The Sixers have a great history of contending, a top 5 media market with 2.5% of the nation's TV households, and a nationally appealing brand.
By next year, this could be the largest collection of top young talents in the NBA. That is a great long term position.
Additionally, NBA Teams are growing more valuable, so I would feel very comfortable in my acquisition.
I struggled with which NBA team to try to acquire to fix the injustice of the Seattle situation...New Orleans? Oklahoma City? Memphis? Milwaukee? Ultimately I decided to go with the cheapest.
The New Orleans Pelicans ($650 M) have a cool brand, but really that is about it. How anyone in their right mind can move a team from Charlotte to New Orleans is beyond me. Oh, wait. I did say "in their right mind".
New Orleans is a good city with very good general sports fans, but the reality is Seattle is a top 12 market with hard core basketball-specific fans. To me, it's a no-brainer where to play.

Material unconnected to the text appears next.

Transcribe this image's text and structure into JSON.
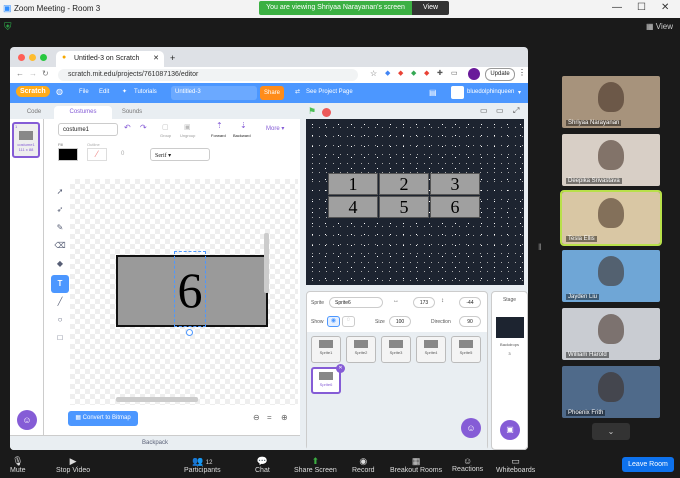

I would petition the NBA to allow me to use the Supersonics name and maybe even pay a small fee to OKC for the right to claim the Sonics' history as my teams.
New Orleans has one of the best young players in the league in Anthony Davis and a pretty good group of young to mid-career talents. Dell Demps, to me, seems like quite a good GM. I am less sold on their coach.
I would be inclined to work a deal with Sacramento for George Karl. Karl alternates between being OK and on the rocks in Sacramento. I would offer to take him off their hands. I would essentially give Karl the same deal + 1 year in exchange for him letting the Kings off the hook financially for any future pay.
I think they would be good with that.
Karl does quite well with deep, talented, young rosters and is well liked in Seattle, making it a strong move on and off the court.
Seattle would likely be more than willing to upgrade Key Arena to regain an NBA team.
The new Seattle Supersonics would be in a market with 1.6% of the nation's TVs and would likely be worth about $1.2 B on arrival.
While Minneapolis is a nice market, the reality is that Kevin Garnet is the only star who ever wanted to have a career there. It is a tough market in which to retain players. That makes it a little dodgy as an NBA market.
Minnesota has a very nice young team currently with a pretty promising GM in Milt Newton. It is questionable whether he knows how to build a team, but he does seem to have an eye for talent.
Vancouver is 30% bigger, but it is in Canada where fans just aren't as rabid. Consider it something of a wash in-market, but the reality is having two teams in Canada is much better than just having one. All of western Canada would be eager to buy Vancouver Timberwolves gear if they became pretty good at a time when the Raptors happened to be pretty good.
Still I'd put the value at about $875 M up from $725 M. But I think there would be much better long term potential.
If you look around the league, Canada produces enough good basketball talent that Vancouver and Toronto could start picking off the best Canadian players and building up Canadian basketball per the original dream of the NBA's Canadian basketball expansion effort.
Which teams would you buy?